The Philippines is a country that is still in the process of becoming a nation. Becoming a nation, however, is a real challenge that is hard to overcome considering how we have been separated by bodies of water, by regionalist outlook and hundreds of languages and dialects.

Compounding the situation is the tendency of the Filipino to find fault among each other in almost all aspects of life be it in the economic, political and socio-cultural realms. This is very observable in today’s social media.

There is no issue in this newest platform of public discourse that Filipinos can agree on. Whatever position, idea or proposition put forth in that platform by a Filipino, expect another to be passionately opposing it in the same platform.
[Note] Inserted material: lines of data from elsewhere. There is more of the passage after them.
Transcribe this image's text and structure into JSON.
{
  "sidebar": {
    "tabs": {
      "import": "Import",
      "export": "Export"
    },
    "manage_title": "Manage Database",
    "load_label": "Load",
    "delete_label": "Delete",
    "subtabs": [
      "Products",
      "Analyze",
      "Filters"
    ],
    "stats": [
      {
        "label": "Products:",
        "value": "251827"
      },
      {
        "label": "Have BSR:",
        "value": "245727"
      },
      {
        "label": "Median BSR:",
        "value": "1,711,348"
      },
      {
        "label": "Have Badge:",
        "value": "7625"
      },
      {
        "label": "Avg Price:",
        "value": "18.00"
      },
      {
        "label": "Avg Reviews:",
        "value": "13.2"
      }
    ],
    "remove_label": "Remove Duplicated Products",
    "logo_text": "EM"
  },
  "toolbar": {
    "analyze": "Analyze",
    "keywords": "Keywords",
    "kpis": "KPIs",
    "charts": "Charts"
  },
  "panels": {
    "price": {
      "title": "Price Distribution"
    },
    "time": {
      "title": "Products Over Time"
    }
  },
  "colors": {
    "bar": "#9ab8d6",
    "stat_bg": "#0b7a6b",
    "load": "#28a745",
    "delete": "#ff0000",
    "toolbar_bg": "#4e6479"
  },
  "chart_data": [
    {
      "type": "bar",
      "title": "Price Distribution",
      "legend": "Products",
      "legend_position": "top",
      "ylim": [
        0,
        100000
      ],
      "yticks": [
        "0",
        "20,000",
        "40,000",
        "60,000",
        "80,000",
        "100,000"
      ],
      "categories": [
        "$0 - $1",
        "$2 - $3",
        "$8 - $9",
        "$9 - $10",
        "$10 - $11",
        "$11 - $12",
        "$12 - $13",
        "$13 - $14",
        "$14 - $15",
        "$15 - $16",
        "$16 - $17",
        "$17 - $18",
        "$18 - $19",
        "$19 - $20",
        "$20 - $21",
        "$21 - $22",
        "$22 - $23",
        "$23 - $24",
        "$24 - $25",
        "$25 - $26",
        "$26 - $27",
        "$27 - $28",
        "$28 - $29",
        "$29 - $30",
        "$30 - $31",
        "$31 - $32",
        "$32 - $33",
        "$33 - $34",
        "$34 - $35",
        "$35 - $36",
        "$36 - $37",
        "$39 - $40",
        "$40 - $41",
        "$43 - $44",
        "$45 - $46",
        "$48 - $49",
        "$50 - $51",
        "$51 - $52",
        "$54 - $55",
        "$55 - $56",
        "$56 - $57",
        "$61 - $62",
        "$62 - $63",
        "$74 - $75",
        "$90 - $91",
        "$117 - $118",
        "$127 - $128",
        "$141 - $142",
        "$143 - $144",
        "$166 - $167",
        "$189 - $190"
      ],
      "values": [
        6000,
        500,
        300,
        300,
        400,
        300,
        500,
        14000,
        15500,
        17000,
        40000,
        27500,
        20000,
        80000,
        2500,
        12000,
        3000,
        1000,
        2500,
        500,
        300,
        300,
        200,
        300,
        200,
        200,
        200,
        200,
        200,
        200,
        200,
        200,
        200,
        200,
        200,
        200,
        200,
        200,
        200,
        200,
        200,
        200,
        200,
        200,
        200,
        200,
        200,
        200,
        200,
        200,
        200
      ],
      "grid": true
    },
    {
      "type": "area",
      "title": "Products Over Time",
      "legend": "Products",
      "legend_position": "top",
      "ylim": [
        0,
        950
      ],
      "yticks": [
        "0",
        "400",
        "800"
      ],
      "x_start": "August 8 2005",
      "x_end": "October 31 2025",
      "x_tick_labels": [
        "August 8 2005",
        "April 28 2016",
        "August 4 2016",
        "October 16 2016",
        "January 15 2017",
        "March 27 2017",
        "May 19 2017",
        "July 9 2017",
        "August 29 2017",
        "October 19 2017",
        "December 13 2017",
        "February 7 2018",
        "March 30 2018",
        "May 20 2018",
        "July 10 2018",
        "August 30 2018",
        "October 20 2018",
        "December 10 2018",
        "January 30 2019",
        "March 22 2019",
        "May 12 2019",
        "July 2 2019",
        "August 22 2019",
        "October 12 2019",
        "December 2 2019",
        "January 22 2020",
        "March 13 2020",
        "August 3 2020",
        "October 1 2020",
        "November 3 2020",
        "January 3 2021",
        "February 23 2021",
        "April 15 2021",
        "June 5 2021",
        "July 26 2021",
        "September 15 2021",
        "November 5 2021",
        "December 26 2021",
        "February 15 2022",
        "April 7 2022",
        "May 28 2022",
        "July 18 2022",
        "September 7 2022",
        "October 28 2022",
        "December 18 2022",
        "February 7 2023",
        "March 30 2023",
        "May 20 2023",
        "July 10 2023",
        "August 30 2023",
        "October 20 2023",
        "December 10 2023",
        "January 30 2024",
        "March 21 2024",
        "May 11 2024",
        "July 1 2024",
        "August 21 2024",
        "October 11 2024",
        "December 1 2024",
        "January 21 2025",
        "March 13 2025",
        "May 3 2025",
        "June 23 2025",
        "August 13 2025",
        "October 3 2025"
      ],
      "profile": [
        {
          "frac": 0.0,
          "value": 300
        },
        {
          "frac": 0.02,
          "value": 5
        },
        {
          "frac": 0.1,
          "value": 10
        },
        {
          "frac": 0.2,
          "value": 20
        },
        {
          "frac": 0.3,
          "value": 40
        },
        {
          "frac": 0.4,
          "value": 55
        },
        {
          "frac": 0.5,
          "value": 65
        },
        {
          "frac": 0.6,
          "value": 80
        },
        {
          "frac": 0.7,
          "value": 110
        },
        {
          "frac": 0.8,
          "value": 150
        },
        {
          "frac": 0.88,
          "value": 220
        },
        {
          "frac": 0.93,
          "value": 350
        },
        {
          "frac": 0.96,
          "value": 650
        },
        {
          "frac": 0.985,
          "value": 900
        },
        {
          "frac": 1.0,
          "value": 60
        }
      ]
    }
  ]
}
Public discourse in social media where opposing views need to be laid out is strongly encouraged if only to enhance such discourse and in the process a saner and more intelligent view on any issue of great importance is formulated. Sadly, this is not so nowadays. What we witness in social and even in mainstream media, at times, are exchanges of positions and views that stink of garbage.
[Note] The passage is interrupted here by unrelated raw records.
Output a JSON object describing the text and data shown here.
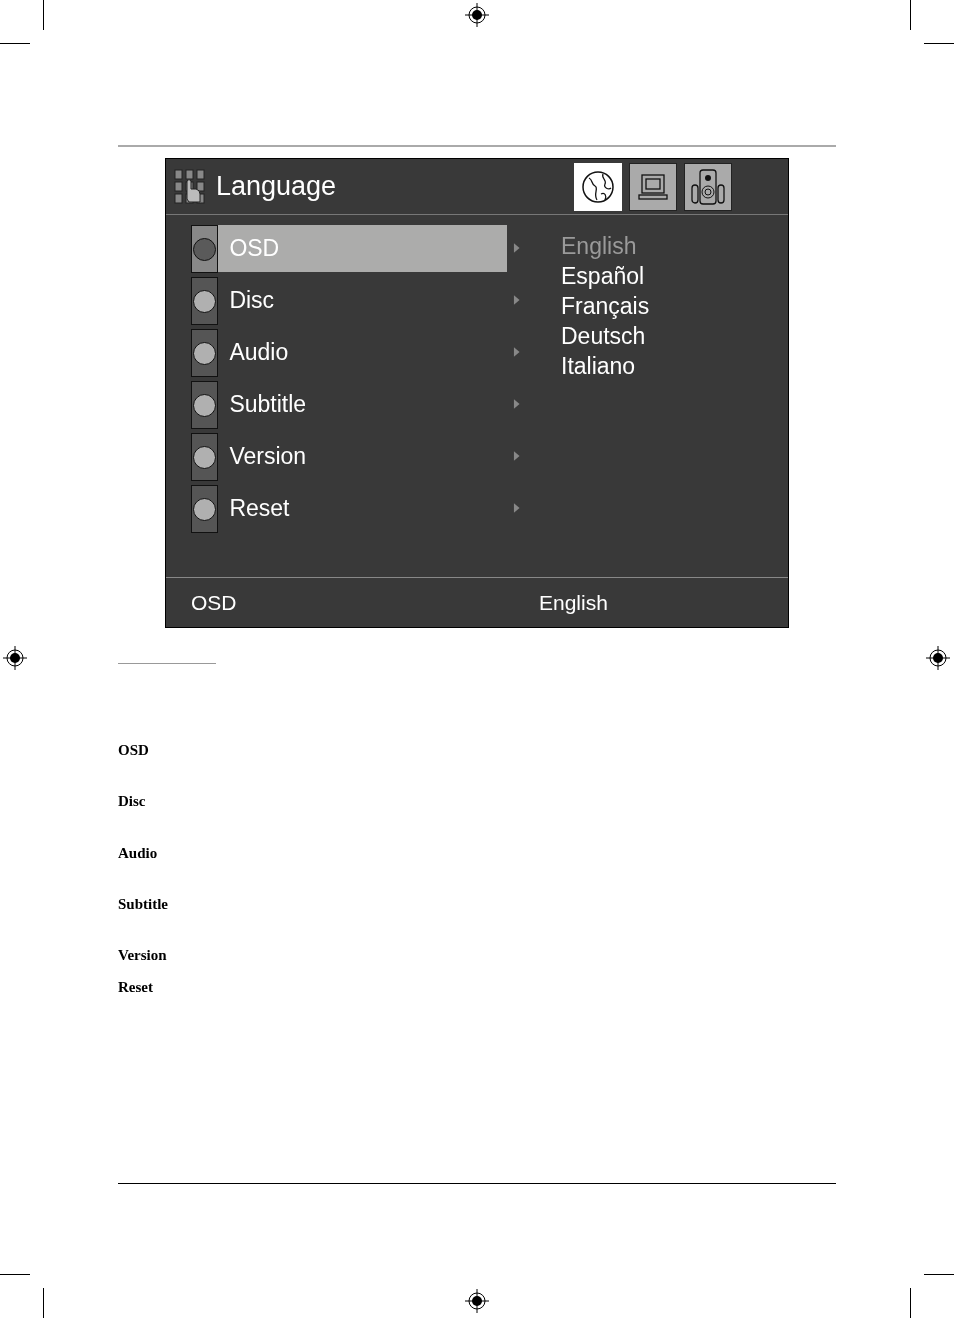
{
  "osd": {
    "title": "Language",
    "tabs": [
      {
        "kind": "globe",
        "selected": true
      },
      {
        "kind": "monitor",
        "selected": false
      },
      {
        "kind": "speaker",
        "selected": false
      }
    ],
    "menu": [
      {
        "label": "OSD",
        "selected": true
      },
      {
        "label": "Disc",
        "selected": false
      },
      {
        "label": "Audio",
        "selected": false
      },
      {
        "label": "Subtitle",
        "selected": false
      },
      {
        "label": "Version",
        "selected": false
      },
      {
        "label": "Reset",
        "selected": false
      }
    ],
    "options": [
      {
        "label": "English",
        "selected": true
      },
      {
        "label": "Español",
        "selected": false
      },
      {
        "label": "Français",
        "selected": false
      },
      {
        "label": "Deutsch",
        "selected": false
      },
      {
        "label": "Italiano",
        "selected": false
      }
    ],
    "status_bar": {
      "item": "OSD",
      "value": "English"
    }
  },
  "terms": [
    "OSD",
    "Disc",
    "Audio",
    "Subtitle",
    "Version",
    "Reset"
  ]
}
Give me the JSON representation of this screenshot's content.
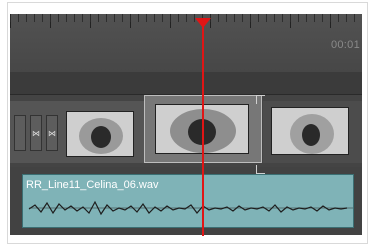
{
  "ruler": {
    "timecode": "00:01"
  },
  "video_track": {
    "mini_icons": [
      "⋈",
      "⋈"
    ]
  },
  "audio_track": {
    "clip_name": "RR_Line11_Celina_06.wav"
  },
  "colors": {
    "playhead": "#e01515",
    "audio_clip": "#7fb3b7"
  }
}
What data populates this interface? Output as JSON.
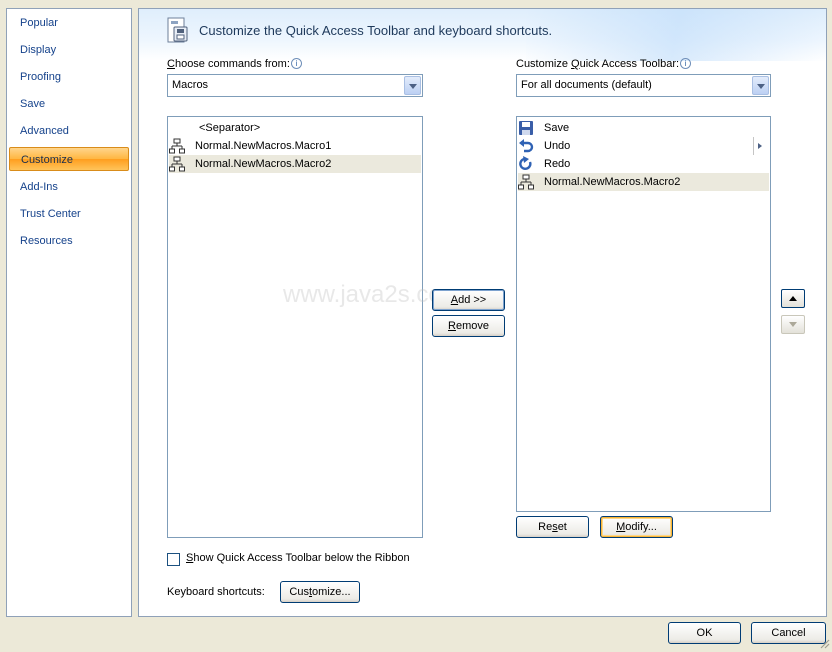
{
  "sidebar": {
    "items": [
      {
        "label": "Popular"
      },
      {
        "label": "Display"
      },
      {
        "label": "Proofing"
      },
      {
        "label": "Save"
      },
      {
        "label": "Advanced"
      },
      {
        "label": "Customize",
        "selected": true
      },
      {
        "label": "Add-Ins"
      },
      {
        "label": "Trust Center"
      },
      {
        "label": "Resources"
      }
    ]
  },
  "header": {
    "title": "Customize the Quick Access Toolbar and keyboard shortcuts.",
    "icon": "toolbar-customize-icon"
  },
  "left": {
    "label_pre": "C",
    "label_post": "hoose commands from:",
    "dropdown_value": "Macros",
    "commands": [
      {
        "label": "<Separator>",
        "icon": "none"
      },
      {
        "label": "Normal.NewMacros.Macro1",
        "icon": "macro-icon"
      },
      {
        "label": "Normal.NewMacros.Macro2",
        "icon": "macro-icon",
        "highlighted": true
      }
    ]
  },
  "middle": {
    "add_u": "A",
    "add_rest": "dd >>",
    "remove_u": "R",
    "remove_rest": "emove",
    "watermark": "www.java2s.com"
  },
  "right": {
    "label_pre": "Customize ",
    "label_u": "Q",
    "label_post": "uick Access Toolbar:",
    "dropdown_value": "For all documents (default)",
    "items": [
      {
        "label": "Save",
        "icon": "save-icon"
      },
      {
        "label": "Undo",
        "icon": "undo-icon"
      },
      {
        "label": "Redo",
        "icon": "redo-icon"
      },
      {
        "label": "Normal.NewMacros.Macro2",
        "icon": "macro-icon",
        "highlighted": true
      }
    ],
    "reset_pre": "Re",
    "reset_u": "s",
    "reset_post": "et",
    "modify_u": "M",
    "modify_rest": "odify..."
  },
  "options": {
    "checkbox_u": "S",
    "checkbox_rest": "how Quick Access Toolbar below the Ribbon",
    "checkbox_checked": false,
    "shortcuts_label": "Keyboard shortcuts:",
    "customize_pre": "Cus",
    "customize_u": "t",
    "customize_post": "omize..."
  },
  "footer": {
    "ok_label": "OK",
    "cancel_label": "Cancel"
  },
  "colors": {
    "sidebar_text": "#15428b",
    "selected_orange": "#ffb640",
    "highlight_row": "#ebe9dd"
  }
}
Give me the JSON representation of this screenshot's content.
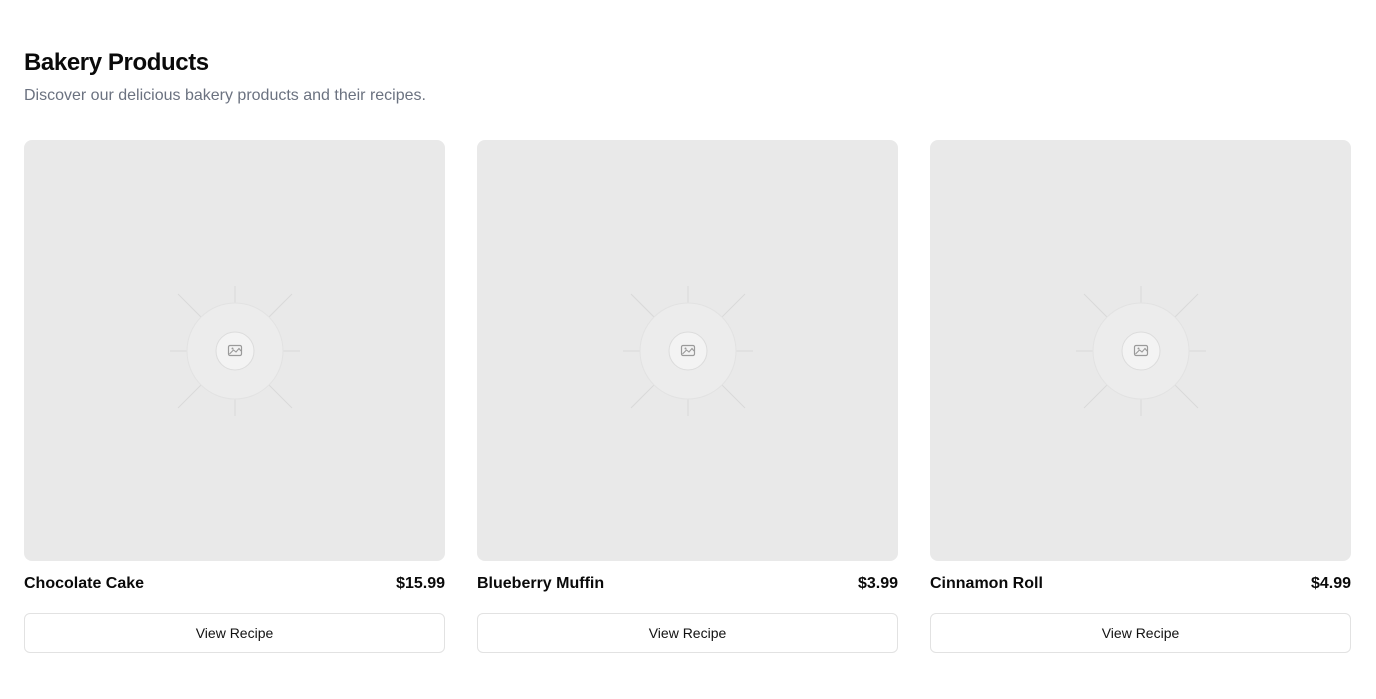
{
  "header": {
    "title": "Bakery Products",
    "subtitle": "Discover our delicious bakery products and their recipes."
  },
  "products": [
    {
      "name": "Chocolate Cake",
      "price": "$15.99",
      "button_label": "View Recipe",
      "image_icon": "image-placeholder-icon"
    },
    {
      "name": "Blueberry Muffin",
      "price": "$3.99",
      "button_label": "View Recipe",
      "image_icon": "image-placeholder-icon"
    },
    {
      "name": "Cinnamon Roll",
      "price": "$4.99",
      "button_label": "View Recipe",
      "image_icon": "image-placeholder-icon"
    }
  ],
  "colors": {
    "placeholder_bg": "#e9e9e9",
    "subtitle": "#6b7280",
    "button_border": "#e2e2e2"
  }
}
Take, for example, the current discourse on the newly discovered vaccine against the dreaded dengue disease. This was the subject of this column last Thursday that we purposely wrote to dispel some myths creating panic in the heart and mind of families whose members had been injected with this newly discovered anti-dengue vaccine.

The prevailing hysteria about Dengvaxia is sadly anchored on unscientific findings and evidence purportedly proving the vaccine not being fit for human use. The social media and public discourse on the matter instead of promoting knowledge and understanding is, on the contrary, heightening the division of the Filipino people.
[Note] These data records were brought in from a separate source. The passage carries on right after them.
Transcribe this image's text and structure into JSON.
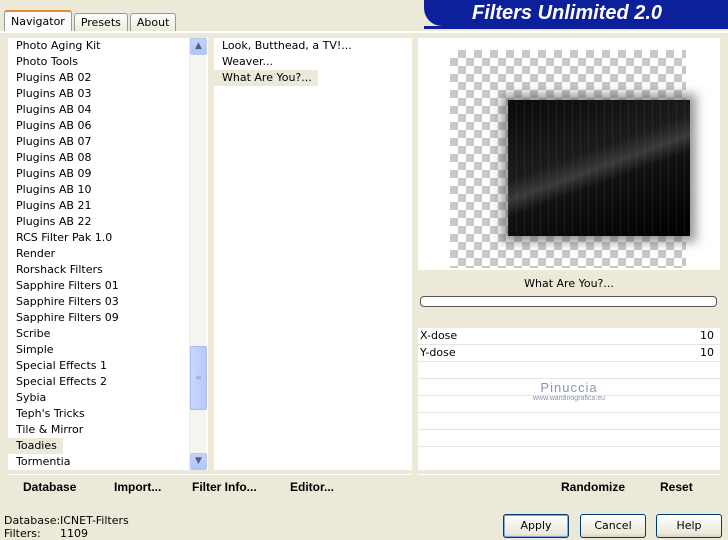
{
  "tabs": [
    "Navigator",
    "Presets",
    "About"
  ],
  "banner": "Filters Unlimited 2.0",
  "categories": [
    "Photo Aging Kit",
    "Photo Tools",
    "Plugins AB 02",
    "Plugins AB 03",
    "Plugins AB 04",
    "Plugins AB 06",
    "Plugins AB 07",
    "Plugins AB 08",
    "Plugins AB 09",
    "Plugins AB 10",
    "Plugins AB 21",
    "Plugins AB 22",
    "RCS Filter Pak 1.0",
    "Render",
    "Rorshack Filters",
    "Sapphire Filters 01",
    "Sapphire Filters 03",
    "Sapphire Filters 09",
    "Scribe",
    "Simple",
    "Special Effects 1",
    "Special Effects 2",
    "Sybia",
    "Teph's Tricks",
    "Tile & Mirror",
    "Toadies",
    "Tormentia"
  ],
  "filters": [
    "Look, Butthead, a TV!...",
    "Weaver...",
    "What Are You?..."
  ],
  "preview": {
    "filter_name": "What Are You?...",
    "params": [
      {
        "label": "X-dose",
        "value": "10"
      },
      {
        "label": "Y-dose",
        "value": "10"
      }
    ],
    "watermark_line1": "Pinuccia",
    "watermark_line2": "www.wardinografica.eu"
  },
  "toolbar": {
    "database": "Database",
    "import": "Import...",
    "filter_info": "Filter Info...",
    "editor": "Editor...",
    "randomize": "Randomize",
    "reset": "Reset"
  },
  "status": {
    "database_label": "Database:",
    "database_value": "ICNET-Filters",
    "filters_label": "Filters:",
    "filters_value": "1109"
  },
  "buttons": {
    "apply": "Apply",
    "cancel": "Cancel",
    "help": "Help"
  }
}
Because of the negativism and pessimism peddled by the uninitiated the nation is now quarrelling over this vaccine that up to this writing had never been found ineffective in combatting dengue. Admittedly, though, there are findings that only surfaced during the manufacturer’s surveillance for any adverse effects, serious or otherwise, while the vaccine is still on the clinical trial stage.

The findings simply noted that Dengvaxia is not good to be administered to children 0-9 years old and if administered to children aged 9-16 years old with seronegative dengue exposure it may lead to hospitalization and in some cases may also cause severe dengue for that age group.

Lo and behold! Public officials such as Persida Acosta and her self-styled forensic medicine expert went all out in their smear campaign against the vaccine by publicly insinuating the deaths of 56 children inoculated with Dengvaxia was caused by such vaccination. As a people we have become so divided about the issue. The quest for nationhood ended up derailed once again by Dengvaxia.

As a result, parents refused to have their children vaccinated. The country’s vaccination program is thus undermined because of the many unfavorable myths about Dengvaxia.

Not only this. Because of the divisive discourse about this vaccine, we lose sight of the fact that out of the 830,000 children and adults injected with Dengvaxia, a good number of them, about 800,000, are still dengue-free.

This is the evil that the divisive, unhealthy and unenlightening discourse on Dengvaxia had become. This is the very type of discourse that we should be wary about because it does not bring any good to us as a people, as a nation. Discourses like this, and there are so many of them going on in social media and elsewhere, which only derail our effort in becoming a nation that is strongly united and sturdy in its body politic.

But if we are divided, take relief in the fact that nowadays the US, a nation much older than us, is likewise being torn apart by discourses that divide instead of unite its people. (jelbacon@yahoo.com; jelbaconii@gmail.com)